That's 180 ZJ and 125 ZJ, respectively.

(1 ZJ = 1 zettajoule =  1021 Joules.)

The first value is how much sunlight (240 W/m2) reaches the surface in 17 days, and the second in 12 days.




This Ice Spike Grew in My Freezer in Less than 30 Minutes

Sometimes I wonder what the heck is going on in there.


Last Year, Green Electricity Cost Me an Extra Nickel a Day

Image result for green electricityAwhile back I subscribed to my electricity provider's -- Portland General Electric -- Green Source Program, where the electricity I receive is 100% renewable.

They just sent me my annual statement for 2016. Turns out that this clean power costs me only an extra nickel a day.

In 2016, I used a total of 2,378 kWh -- an average of 198 kWh per month. (The average residential use is 901 kWh/month.) Total cost = $408. To make it green, I paid an extra $19.01, which works out to $0.008/kWh -- an extra 4.9%. Or $0.052 per day.

A nickel a day. $1.59 per month. Which I can easily afford. Who couldn't?

PGE said my purchase of green electricity saved 3,755 lbs of CO2 emissions -- 1.71 metric tons, when the average US per capita emissions is now 16.9 tonnes.

And that this was equivalent to not driving 4,190 miles. (So they're assuming 0.41 kg of CO2 emitted per mile.)

I drove 6,743 miles in 2016 (I keep track for tax purposes, and also personal interest). Avg = 27 mpg. Much of it up to Portland for lacrosse games, volleyball games, soccer games and swim meets. Hey, I'm a great uncle.

I'm also now buying green offsets for my natural gas usage, but I don't have much data yet to report.

Thursday, April 27, 2017

Reagan on Scientific Research

"The remarkable thing is that although basic research does not begin with a particular practical goal, when you look at the results over the years, it ends up being one of the most practical things government does."

-- Ronald Reagan, Radio Address to the Nation, April 2, 1988

Wednesday, April 26, 2017

New Study: Sea level Rise is Accelerating

Sea level rise is up 25% since the 1990s, according to a new paper in GRL, mostly due to melting in Greenland. From an AGU blog:

http://blogs.agu.org/geospace/2017/04/26/sea-level-rising-faster-now-1990s-new-study-shows

From the paper's abstract:
The new GMSL [Global Mean Sea Level] rate over January 1993 to December 2015 is now close to 3.0 mm/yr. An important increase of the GMSL rate, of 0.8 mm/yr, is found during the second half of the altimetry era (2004–2015) compared to the 1993–2004 time span, mostly due to Greenland mass loss increase and also to slight increase of all other components of the budget.
Here is their final result, after all bias corrections:

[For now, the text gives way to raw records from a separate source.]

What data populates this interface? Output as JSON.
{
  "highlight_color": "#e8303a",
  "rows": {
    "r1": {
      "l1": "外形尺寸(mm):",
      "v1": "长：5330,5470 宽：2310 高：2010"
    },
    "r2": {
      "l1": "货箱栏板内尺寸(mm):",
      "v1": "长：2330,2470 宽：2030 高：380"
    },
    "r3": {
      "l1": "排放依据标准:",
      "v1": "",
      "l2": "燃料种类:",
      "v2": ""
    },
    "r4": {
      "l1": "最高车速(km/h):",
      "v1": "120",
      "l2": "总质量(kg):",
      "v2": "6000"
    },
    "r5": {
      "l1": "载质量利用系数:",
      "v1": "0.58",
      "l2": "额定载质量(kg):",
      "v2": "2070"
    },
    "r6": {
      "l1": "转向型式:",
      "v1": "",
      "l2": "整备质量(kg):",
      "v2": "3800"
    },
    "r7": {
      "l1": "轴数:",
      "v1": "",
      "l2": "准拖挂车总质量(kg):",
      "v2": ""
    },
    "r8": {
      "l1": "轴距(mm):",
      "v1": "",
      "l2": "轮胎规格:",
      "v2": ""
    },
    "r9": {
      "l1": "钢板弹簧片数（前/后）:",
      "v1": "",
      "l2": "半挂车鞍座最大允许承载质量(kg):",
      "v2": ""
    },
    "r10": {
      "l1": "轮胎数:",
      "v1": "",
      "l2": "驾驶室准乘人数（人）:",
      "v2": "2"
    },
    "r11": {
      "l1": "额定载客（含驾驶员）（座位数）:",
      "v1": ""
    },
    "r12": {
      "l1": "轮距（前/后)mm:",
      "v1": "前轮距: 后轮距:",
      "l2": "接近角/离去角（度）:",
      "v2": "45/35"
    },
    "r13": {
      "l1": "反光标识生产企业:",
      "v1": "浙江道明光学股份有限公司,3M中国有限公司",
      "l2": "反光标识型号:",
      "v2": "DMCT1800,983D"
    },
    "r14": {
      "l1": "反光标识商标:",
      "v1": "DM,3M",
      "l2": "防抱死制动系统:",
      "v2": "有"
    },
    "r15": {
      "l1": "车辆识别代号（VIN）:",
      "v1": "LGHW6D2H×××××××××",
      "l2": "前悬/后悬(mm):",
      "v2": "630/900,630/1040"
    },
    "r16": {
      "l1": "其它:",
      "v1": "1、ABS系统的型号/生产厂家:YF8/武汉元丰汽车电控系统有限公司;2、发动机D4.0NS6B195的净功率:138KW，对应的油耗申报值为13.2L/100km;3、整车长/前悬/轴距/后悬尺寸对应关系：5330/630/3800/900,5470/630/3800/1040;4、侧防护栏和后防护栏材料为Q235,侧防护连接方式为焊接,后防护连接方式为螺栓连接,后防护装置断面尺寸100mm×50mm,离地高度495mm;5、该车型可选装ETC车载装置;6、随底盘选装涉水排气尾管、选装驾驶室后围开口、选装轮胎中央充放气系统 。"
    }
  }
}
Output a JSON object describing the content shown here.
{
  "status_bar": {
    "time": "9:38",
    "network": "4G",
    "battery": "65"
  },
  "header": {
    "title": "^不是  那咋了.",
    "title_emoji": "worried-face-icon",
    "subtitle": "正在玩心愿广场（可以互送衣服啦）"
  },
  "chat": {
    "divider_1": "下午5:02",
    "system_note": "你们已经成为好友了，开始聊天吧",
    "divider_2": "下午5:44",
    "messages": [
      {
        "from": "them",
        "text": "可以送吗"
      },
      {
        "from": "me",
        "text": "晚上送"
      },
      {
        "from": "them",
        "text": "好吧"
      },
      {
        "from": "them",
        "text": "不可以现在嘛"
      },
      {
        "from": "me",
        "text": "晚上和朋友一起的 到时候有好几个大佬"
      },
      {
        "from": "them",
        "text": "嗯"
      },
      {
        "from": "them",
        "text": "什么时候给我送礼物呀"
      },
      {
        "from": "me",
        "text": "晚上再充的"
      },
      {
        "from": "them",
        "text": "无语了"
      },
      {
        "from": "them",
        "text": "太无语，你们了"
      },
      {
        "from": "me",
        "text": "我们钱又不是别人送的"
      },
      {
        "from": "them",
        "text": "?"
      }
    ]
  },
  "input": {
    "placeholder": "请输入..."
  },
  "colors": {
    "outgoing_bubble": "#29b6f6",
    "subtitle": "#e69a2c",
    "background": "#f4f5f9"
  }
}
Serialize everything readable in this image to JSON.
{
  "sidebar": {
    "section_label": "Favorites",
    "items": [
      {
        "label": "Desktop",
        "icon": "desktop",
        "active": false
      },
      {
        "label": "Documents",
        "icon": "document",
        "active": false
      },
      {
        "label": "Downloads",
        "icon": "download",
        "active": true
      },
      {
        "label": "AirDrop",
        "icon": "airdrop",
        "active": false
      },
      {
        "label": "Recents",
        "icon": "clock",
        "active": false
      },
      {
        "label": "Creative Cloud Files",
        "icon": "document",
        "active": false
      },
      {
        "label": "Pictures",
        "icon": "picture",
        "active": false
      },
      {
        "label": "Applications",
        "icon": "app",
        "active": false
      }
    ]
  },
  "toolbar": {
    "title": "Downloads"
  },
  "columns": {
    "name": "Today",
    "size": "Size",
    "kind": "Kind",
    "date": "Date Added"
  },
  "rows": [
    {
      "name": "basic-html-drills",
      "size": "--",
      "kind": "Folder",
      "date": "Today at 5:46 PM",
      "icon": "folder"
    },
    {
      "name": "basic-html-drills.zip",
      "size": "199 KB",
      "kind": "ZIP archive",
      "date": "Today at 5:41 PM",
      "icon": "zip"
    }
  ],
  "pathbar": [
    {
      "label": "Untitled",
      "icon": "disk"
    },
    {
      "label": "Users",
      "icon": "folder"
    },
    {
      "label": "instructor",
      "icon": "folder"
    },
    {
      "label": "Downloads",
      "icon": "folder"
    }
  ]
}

which clearly is increasing faster than linear. The paper doesn't actually give a value for the acceleration -- it obviously depends on the times chosen -- but I'll try to estimate it. 

They write, "The EM [Ensemble Mean] GMSL rate is significantly lower during the first period compared to the second one (2.7 ± 0.2 mm/yr versus 3.5 ± 0.15 mm/yr)...." 

The two observation periods are Jan1993-Dec2004 and Jan2004-Dec2015 (yes, there's a slight overlap; I don't yet know why). Their midpoints differ by 11 years, so the acceleration is about


where "SLR" is Sea Level Rise. This is about what I get from fitting the Aviso-only data to a quadratic, as I did here, which now comes to 0.06 mm/yr2.

--

Added 4:40 pm -- I went ahead and calculated the uncertainty for this acceleration, given the uncertainties in the paper (which are only 1-sigma). The 2-sigma error for the acceleration is quite high, 0.27 mm/yr2

It's high mostly because the error on the first interval's SLR is high, 13% -- and that's only 1-sigma. I have to read more to figure out why.

Remember, this paper is based only on the 23 years of satellite data.

Saturday, April 22, 2017

Best #MarchforScience Posters and Signs

I'll keep this post pinned at the top for awhile as I find more and add them. Suggestions welcome.






















































Media preview



Media preview